China on Wednesday denied that its stealth fighter J-20 was developed with stolen US technology, claiming that its was a masterpiece of its technological innovation, shortly after an Indian-American was jailed for 32 years by an American court for leaking military secrets to Beijing.
Chinese defence officials and military analysts insisted that the country's J-20 stealth fighter jet, which was test flown this month, is a result of of the country's own efforts, state-run Global Times reported.
"It's not the first time foreign media has smeared newly unveiled Chinese military technologies. It's meaningless to respond to such a speculation," an unnamed official of the Chinese Ministry of National told the daily.
The remarks came a day after Indian-American Noshir Gowadia, a former B-2 stealth bomber engineer, was sentenced by a US federal judge to 32 years of imprisonment for selling military secrets to China. He was convicted of helping China design its stealth cruise missile.
Besides, a Croatian admiral, who served during the Kosovo War, had alleged that China formulated the technology for its J-20 jet from a F-117 Nighthawk stealth fighter that was shot down over Serbia in 1999.
China had test flown J-20 in Chengdu, Sichuan Province, earlier this month during the visit of US Defence Secretary Robert Gates.
Xu Yongling, one of China's top test pilots, said that the J-20 possesses an advanced supersonic cruise ability and powerful air mobility that are technological breakthroughs for the country.
"Different from previous fighters such as the J-7 and J-8, which drew on the merits of aircraft from other countries, the J-20 is a masterpiece of China's technological innovation," Xu claimed, comparing the stealth jet to the US Air Force's F-22 Raptor and Russia's Sukhoi T-50.
Xu said it would have been impossible for China to glean technology from the US' F-117, whose stealth technology lags far behind fourth-generation fighters and was regarded as "outdated" even at the time when it was reportedly shot down.
And as for the radiation-absorbent, exterior coating technology adopted by the F-117, Xu said it would be hard to copy that technology from the wreckage due to its complicated production process.

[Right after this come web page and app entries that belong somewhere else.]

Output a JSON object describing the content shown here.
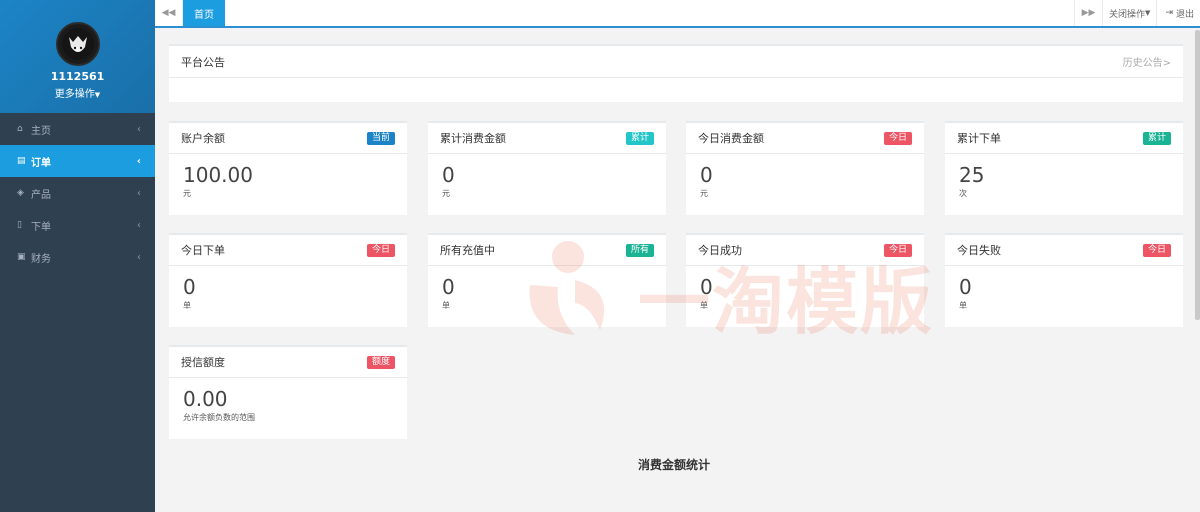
{
  "sidebar": {
    "profile": {
      "user_id": "1112561",
      "more_ops": "更多操作"
    },
    "items": [
      {
        "icon": "home-icon",
        "label": "主页",
        "active": false
      },
      {
        "icon": "document-icon",
        "label": "订单",
        "active": true
      },
      {
        "icon": "cube-icon",
        "label": "产品",
        "active": false
      },
      {
        "icon": "file-icon",
        "label": "下单",
        "active": false
      },
      {
        "icon": "money-icon",
        "label": "财务",
        "active": false
      }
    ]
  },
  "topbar": {
    "tab_home": "首页",
    "close_ops": "关闭操作",
    "logout": "退出"
  },
  "notice": {
    "title": "平台公告",
    "history_link": "历史公告>"
  },
  "cards": [
    {
      "title": "账户余额",
      "badge": "当前",
      "badge_color": "#1c84c6",
      "value": "100.00",
      "unit": "元"
    },
    {
      "title": "累计消费金额",
      "badge": "累计",
      "badge_color": "#23c6c8",
      "value": "0",
      "unit": "元"
    },
    {
      "title": "今日消费金额",
      "badge": "今日",
      "badge_color": "#ed5565",
      "value": "0",
      "unit": "元"
    },
    {
      "title": "累计下单",
      "badge": "累计",
      "badge_color": "#1ab394",
      "value": "25",
      "unit": "次"
    },
    {
      "title": "今日下单",
      "badge": "今日",
      "badge_color": "#ed5565",
      "value": "0",
      "unit": "单"
    },
    {
      "title": "所有充值中",
      "badge": "所有",
      "badge_color": "#1ab394",
      "value": "0",
      "unit": "单"
    },
    {
      "title": "今日成功",
      "badge": "今日",
      "badge_color": "#ed5565",
      "value": "0",
      "unit": "单"
    },
    {
      "title": "今日失败",
      "badge": "今日",
      "badge_color": "#ed5565",
      "value": "0",
      "unit": "单"
    },
    {
      "title": "授信额度",
      "badge": "额度",
      "badge_color": "#ed5565",
      "value": "0.00",
      "unit": "允许余额负数的范围"
    }
  ],
  "stats_title": "消费金额统计",
  "watermark": "一淘模版",
  "colors": {
    "sidebar_bg": "#2f4050",
    "active_item": "#1c9de0",
    "accent": "#2c8fd2"
  }
}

Wang Yanan, an associate editor in chief at Aerospace Knowledge magazine, said that the F-117 could hardly have inspired the development of the J-20, due to the design differences between the two generations of fighters. He added that it is worthless to take an interest in obsolete technology for developing more state-of-art technologies.